When dozens of nationalist Jews insist on living in the heart of Silwan, an area home to tens of thousands of Palestinians only a few hundred meters from the Temple Mount, this causes unnecessary tension.
This is not an isolated incident, but an Israeli initiative that takes place in almost every Arab neighborhood in East Jerusalem, an action justly perceived by the Palestinians as a poke in the eye.
When police allow racist organizations such as Lehava to inflame tempers in the area of the Damascus Gate during Ramadan, it should be no surprise to anyone that this leads to violence.
Israel’s policy in the past few years has been (and logically so) to manage the Palestinian issue and not resolve it. The main interest is to prevent needless clashes.
In reality, the state is actively encouraging these flareups, starting with their total inaction to stop the extremist “price tag” attacks up to the recent violence in Jerusalem.
When Israel annexed East Jerusalem following the 1967 Six-Day War, it granted its Palestinian population residency, placing them in political limbo.
When they ask who they can vote for, be it Knesset or Palestinian Legislative Council, Israel tells them neither.
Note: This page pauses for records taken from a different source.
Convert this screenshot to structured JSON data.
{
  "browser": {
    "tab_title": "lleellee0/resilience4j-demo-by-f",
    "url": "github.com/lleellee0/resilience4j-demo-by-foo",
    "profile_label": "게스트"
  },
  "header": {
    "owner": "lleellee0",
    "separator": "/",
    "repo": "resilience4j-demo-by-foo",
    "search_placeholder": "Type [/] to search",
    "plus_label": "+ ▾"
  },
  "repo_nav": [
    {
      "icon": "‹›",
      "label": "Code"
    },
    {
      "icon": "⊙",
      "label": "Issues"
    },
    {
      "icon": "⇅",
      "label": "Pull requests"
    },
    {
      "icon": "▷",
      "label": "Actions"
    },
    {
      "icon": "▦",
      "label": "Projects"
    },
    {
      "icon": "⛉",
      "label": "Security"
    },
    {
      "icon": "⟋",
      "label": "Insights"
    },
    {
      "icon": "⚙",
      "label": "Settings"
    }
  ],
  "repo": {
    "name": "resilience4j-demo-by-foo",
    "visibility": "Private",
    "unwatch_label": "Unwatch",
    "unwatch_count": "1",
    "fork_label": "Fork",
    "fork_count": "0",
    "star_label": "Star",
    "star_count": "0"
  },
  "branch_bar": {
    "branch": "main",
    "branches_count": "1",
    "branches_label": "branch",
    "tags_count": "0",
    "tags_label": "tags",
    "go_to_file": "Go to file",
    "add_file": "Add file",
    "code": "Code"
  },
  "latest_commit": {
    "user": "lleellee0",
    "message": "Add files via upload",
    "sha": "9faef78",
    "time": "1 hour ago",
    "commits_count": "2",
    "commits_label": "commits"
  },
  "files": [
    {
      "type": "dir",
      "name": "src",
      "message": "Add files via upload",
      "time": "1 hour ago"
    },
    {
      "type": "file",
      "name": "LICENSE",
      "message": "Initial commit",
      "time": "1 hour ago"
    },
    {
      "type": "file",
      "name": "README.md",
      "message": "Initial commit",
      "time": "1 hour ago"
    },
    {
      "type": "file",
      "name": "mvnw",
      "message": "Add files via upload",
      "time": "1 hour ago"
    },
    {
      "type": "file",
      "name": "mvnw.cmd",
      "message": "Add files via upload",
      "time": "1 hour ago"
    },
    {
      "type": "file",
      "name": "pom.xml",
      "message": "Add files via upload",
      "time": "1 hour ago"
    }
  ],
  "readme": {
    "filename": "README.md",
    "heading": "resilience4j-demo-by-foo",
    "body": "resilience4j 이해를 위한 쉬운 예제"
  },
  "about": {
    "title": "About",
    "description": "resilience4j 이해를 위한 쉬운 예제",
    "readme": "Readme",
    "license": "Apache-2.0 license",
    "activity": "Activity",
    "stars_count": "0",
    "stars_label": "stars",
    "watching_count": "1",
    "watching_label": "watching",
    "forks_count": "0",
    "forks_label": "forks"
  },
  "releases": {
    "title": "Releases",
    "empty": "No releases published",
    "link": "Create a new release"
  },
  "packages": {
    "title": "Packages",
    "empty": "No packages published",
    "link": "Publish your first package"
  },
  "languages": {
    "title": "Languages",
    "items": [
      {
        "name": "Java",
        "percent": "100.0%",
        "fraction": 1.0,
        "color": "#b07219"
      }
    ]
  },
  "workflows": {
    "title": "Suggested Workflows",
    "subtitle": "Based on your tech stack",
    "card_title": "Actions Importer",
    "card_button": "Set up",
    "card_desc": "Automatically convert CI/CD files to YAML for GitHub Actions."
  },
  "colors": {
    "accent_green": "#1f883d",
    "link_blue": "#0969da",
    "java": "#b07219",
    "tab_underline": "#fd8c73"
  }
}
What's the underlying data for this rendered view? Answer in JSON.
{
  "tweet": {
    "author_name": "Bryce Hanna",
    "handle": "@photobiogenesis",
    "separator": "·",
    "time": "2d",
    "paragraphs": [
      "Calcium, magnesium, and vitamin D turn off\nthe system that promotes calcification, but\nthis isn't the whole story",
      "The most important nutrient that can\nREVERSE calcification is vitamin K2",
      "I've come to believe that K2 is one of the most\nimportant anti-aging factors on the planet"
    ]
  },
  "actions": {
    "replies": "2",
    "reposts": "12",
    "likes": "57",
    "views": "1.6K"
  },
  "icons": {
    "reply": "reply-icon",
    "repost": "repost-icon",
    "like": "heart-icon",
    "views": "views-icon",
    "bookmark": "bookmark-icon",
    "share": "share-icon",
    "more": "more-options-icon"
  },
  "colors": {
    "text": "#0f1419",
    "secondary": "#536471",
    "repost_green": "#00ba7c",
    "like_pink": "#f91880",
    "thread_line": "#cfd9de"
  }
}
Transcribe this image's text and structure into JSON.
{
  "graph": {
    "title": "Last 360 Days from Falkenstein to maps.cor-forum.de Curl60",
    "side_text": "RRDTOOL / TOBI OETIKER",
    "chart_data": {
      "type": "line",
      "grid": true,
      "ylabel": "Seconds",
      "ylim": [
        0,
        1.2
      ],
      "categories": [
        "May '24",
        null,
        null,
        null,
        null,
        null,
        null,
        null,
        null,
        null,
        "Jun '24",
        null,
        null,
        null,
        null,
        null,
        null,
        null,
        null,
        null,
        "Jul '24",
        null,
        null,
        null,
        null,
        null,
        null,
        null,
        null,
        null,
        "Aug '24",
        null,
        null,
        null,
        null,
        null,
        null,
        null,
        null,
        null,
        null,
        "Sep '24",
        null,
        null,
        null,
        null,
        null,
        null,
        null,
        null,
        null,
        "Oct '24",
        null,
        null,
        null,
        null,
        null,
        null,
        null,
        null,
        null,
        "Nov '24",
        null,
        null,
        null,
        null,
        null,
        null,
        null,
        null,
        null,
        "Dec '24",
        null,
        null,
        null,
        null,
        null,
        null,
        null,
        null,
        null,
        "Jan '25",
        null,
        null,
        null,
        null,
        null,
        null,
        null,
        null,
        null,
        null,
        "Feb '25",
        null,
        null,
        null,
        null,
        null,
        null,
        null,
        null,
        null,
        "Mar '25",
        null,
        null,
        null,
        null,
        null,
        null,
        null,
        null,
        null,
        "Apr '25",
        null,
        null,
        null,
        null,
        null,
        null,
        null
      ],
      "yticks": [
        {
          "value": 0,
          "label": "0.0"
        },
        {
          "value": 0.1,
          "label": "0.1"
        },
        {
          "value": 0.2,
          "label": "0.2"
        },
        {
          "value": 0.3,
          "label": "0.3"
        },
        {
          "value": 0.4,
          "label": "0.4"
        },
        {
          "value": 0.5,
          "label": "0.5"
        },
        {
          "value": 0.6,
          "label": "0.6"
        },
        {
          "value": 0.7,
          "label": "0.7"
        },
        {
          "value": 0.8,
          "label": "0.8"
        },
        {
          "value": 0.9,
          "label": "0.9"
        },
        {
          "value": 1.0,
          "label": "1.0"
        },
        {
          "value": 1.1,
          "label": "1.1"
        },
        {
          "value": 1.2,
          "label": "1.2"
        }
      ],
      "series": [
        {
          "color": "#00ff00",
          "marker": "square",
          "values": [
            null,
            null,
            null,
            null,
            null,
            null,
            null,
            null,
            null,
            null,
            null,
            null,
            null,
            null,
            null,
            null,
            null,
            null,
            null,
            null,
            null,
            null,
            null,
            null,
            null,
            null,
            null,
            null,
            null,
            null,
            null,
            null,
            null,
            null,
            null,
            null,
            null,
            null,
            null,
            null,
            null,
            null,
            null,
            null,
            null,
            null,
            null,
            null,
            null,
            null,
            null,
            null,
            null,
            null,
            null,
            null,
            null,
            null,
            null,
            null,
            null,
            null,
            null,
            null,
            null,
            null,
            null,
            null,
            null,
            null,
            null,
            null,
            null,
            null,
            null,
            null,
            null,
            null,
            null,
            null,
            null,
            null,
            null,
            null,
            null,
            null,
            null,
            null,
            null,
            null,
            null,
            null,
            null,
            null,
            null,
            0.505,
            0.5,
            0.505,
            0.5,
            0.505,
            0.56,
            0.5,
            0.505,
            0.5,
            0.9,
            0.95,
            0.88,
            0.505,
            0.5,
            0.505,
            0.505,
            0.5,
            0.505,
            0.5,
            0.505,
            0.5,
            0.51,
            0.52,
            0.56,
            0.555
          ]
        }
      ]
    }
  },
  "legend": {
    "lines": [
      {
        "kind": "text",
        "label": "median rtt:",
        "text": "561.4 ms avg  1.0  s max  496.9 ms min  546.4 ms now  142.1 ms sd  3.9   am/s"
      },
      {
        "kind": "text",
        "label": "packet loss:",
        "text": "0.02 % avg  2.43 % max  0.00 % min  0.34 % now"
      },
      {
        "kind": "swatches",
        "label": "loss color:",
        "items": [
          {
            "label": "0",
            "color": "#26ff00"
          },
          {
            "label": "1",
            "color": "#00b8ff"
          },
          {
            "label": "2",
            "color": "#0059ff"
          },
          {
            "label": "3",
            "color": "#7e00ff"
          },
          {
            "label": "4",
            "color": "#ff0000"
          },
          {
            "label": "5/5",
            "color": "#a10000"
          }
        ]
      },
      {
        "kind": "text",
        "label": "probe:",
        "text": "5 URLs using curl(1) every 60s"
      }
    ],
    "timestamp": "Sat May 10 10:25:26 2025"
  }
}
This creates an additional source of tension not only with the Palestinians but with the global community.
And then there is the Gaza Strip. It should be said first and foremost that the Palestinian enclave has been a de facto state since 2006, and as with all other sovereign entities, it is governed by self interest.
Israel has been two main concerns regarding Gaza – security and ecological.
For Gaza’s rulers Hamas, the main interest is financial, since without bettering the Strip’s infrastructure and economy the group could run the risk of falling from favor with the local population and be ousted.
This is where both Israel and Hamas intersect, with both wanting continued peace and development.
As the Gaza Strip becomes more developed, Hamas will have more to lose if it initiates any armed conflict with Israel.
This is the same consideration that has guided Hezbollah in Lebanon and led to a relatively calm northern frontier for the past 15 years.
Hamas, just like Hezbollah, is not just a terror group but chiefly a political entity operating with extreme and calculated care.
Israel’s leaders could reach some sort of an agreement with the state of Gaza, but reject this, not because it contradicts the national interest, but out of other unjustifiable political motives.
The facts on the ground are that since 2006, Israel’s governments have been completely at peace with the existing reality of sporadic rocket fire every few months and a full military conflict every few years.
No one within the country’s political establishment will state this outright, for they would be unable to explain it to the terrorized residents of the Gaza border communities, who are forced to exist from one flareup to the next.
While the motives that govern the Israeli-Palestinian conflict change, the bigger picture remains dangerously stagnant.